What is expected:
Please output every record exactly, keeping each line as it is.

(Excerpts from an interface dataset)
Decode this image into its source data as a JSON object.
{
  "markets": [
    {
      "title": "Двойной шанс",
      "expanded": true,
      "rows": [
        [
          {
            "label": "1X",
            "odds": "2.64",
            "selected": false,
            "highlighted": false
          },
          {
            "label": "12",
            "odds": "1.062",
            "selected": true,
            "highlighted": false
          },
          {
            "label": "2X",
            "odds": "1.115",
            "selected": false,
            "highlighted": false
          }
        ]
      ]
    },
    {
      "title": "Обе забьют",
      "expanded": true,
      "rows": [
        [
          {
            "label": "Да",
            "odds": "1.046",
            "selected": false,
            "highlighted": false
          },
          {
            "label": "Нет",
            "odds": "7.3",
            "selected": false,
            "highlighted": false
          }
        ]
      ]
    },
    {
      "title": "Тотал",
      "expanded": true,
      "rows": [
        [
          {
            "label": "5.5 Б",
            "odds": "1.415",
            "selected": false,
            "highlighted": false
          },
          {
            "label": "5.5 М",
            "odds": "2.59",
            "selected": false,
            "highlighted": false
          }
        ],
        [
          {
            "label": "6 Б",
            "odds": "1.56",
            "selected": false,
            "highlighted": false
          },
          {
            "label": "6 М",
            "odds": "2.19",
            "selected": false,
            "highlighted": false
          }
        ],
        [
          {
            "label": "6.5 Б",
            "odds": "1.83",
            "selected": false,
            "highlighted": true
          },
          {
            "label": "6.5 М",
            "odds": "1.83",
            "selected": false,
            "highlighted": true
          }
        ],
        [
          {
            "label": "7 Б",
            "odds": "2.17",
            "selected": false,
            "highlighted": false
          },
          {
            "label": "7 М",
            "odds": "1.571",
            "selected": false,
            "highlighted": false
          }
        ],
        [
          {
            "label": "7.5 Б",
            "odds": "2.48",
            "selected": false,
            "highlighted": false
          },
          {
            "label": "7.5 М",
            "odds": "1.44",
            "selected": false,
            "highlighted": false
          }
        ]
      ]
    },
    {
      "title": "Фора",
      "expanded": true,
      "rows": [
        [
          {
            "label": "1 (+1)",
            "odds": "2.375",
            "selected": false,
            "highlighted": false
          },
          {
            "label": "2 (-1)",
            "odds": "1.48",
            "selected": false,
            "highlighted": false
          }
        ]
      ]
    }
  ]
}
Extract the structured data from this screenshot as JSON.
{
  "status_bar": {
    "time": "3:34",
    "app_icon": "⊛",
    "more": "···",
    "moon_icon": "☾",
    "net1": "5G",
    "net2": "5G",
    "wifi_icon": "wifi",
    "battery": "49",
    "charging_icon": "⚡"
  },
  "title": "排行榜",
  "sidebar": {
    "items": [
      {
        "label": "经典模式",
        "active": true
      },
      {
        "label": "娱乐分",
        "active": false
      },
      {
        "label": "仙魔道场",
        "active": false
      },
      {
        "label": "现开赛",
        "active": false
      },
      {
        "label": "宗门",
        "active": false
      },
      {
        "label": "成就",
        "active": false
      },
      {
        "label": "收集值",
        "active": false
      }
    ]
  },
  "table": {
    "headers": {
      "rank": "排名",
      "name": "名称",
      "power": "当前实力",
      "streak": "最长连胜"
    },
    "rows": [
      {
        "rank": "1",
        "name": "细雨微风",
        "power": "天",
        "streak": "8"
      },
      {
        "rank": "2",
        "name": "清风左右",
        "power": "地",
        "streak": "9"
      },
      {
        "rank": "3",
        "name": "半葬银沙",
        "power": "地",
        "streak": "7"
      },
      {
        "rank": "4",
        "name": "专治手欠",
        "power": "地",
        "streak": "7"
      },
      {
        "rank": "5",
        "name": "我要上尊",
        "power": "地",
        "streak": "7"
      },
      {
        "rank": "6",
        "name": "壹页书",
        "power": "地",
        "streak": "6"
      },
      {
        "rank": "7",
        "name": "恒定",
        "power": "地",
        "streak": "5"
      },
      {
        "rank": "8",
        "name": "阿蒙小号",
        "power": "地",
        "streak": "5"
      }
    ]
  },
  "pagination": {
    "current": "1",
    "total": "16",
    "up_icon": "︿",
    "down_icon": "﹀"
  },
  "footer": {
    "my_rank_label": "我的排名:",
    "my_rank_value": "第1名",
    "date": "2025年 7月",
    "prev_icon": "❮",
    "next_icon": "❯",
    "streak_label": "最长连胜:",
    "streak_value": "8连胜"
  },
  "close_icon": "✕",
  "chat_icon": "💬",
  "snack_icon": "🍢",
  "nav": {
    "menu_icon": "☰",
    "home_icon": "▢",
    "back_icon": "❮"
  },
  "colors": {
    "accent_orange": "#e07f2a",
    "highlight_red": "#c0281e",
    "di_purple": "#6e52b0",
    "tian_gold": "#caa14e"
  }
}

Reply:
Decode this image into its source data as a JSON object.
{
  "markets": [
    {
      "title": "Двойной шанс",
      "expanded": true,
      "rows": [
        [
          {
            "label": "1X",
            "odds": "2.64",
            "selected": false,
            "highlighted": false
          },
          {
            "label": "12",
            "odds": "1.062",
            "selected": true,
            "highlighted": false
          },
          {
            "label": "2X",
            "odds": "1.115",
            "selected": false,
            "highlighted": false
          }
        ]
      ]
    },
    {
      "title": "Обе забьют",
      "expanded": true,
      "rows": [
        [
          {
            "label": "Да",
            "odds": "1.046",
            "selected": false,
            "highlighted": false
          },
          {
            "label": "Нет",
            "odds": "7.3",
            "selected": false,
            "highlighted": false
          }
        ]
      ]
    },
    {
      "title": "Тотал",
      "expanded": true,
      "rows": [
        [
          {
            "label": "5.5 Б",
            "odds": "1.415",
            "selected": false,
            "highlighted": false
          },
          {
            "label": "5.5 М",
            "odds": "2.59",
            "selected": false,
            "highlighted": false
          }
        ],
        [
          {
            "label": "6 Б",
            "odds": "1.56",
            "selected": false,
            "highlighted": false
          },
          {
            "label": "6 М",
            "odds": "2.19",
            "selected": false,
            "highlighted": false
          }
        ],
        [
          {
            "label": "6.5 Б",
            "odds": "1.83",
            "selected": false,
            "highlighted": true
          },
          {
            "label": "6.5 М",
            "odds": "1.83",
            "selected": false,
            "highlighted": true
          }
        ],
        [
          {
            "label": "7 Б",
            "odds": "2.17",
            "selected": false,
            "highlighted": false
          },
          {
            "label": "7 М",
            "odds": "1.571",
            "selected": false,
            "highlighted": false
          }
        ],
        [
          {
            "label": "7.5 Б",
            "odds": "2.48",
            "selected": false,
            "highlighted": false
          },
          {
            "label": "7.5 М",
            "odds": "1.44",
            "selected": false,
            "highlighted": false
          }
        ]
      ]
    },
    {
      "title": "Фора",
      "expanded": true,
      "rows": [
        [
          {
            "label": "1 (+1)",
            "odds": "2.375",
            "selected": false,
            "highlighted": false
          },
          {
            "label": "2 (-1)",
            "odds": "1.48",
            "selected": false,
            "highlighted": false
          }
        ]
      ]
    }
  ]
}
Extract the structured data from this screenshot as JSON.
{
  "status_bar": {
    "time": "3:34",
    "app_icon": "⊛",
    "more": "···",
    "moon_icon": "☾",
    "net1": "5G",
    "net2": "5G",
    "wifi_icon": "wifi",
    "battery": "49",
    "charging_icon": "⚡"
  },
  "title": "排行榜",
  "sidebar": {
    "items": [
      {
        "label": "经典模式",
        "active": true
      },
      {
        "label": "娱乐分",
        "active": false
      },
      {
        "label": "仙魔道场",
        "active": false
      },
      {
        "label": "现开赛",
        "active": false
      },
      {
        "label": "宗门",
        "active": false
      },
      {
        "label": "成就",
        "active": false
      },
      {
        "label": "收集值",
        "active": false
      }
    ]
  },
  "table": {
    "headers": {
      "rank": "排名",
      "name": "名称",
      "power": "当前实力",
      "streak": "最长连胜"
    },
    "rows": [
      {
        "rank": "1",
        "name": "细雨微风",
        "power": "天",
        "streak": "8"
      },
      {
        "rank": "2",
        "name": "清风左右",
        "power": "地",
        "streak": "9"
      },
      {
        "rank": "3",
        "name": "半葬银沙",
        "power": "地",
        "streak": "7"
      },
      {
        "rank": "4",
        "name": "专治手欠",
        "power": "地",
        "streak": "7"
      },
      {
        "rank": "5",
        "name": "我要上尊",
        "power": "地",
        "streak": "7"
      },
      {
        "rank": "6",
        "name": "壹页书",
        "power": "地",
        "streak": "6"
      },
      {
        "rank": "7",
        "name": "恒定",
        "power": "地",
        "streak": "5"
      },
      {
        "rank": "8",
        "name": "阿蒙小号",
        "power": "地",
        "streak": "5"
      }
    ]
  },
  "pagination": {
    "current": "1",
    "total": "16",
    "up_icon": "︿",
    "down_icon": "﹀"
  },
  "footer": {
    "my_rank_label": "我的排名:",
    "my_rank_value": "第1名",
    "date": "2025年 7月",
    "prev_icon": "❮",
    "next_icon": "❯",
    "streak_label": "最长连胜:",
    "streak_value": "8连胜"
  },
  "close_icon": "✕",
  "chat_icon": "💬",
  "snack_icon": "🍢",
  "nav": {
    "menu_icon": "☰",
    "home_icon": "▢",
    "back_icon": "❮"
  },
  "colors": {
    "accent_orange": "#e07f2a",
    "highlight_red": "#c0281e",
    "di_purple": "#6e52b0",
    "tian_gold": "#caa14e"
  }
}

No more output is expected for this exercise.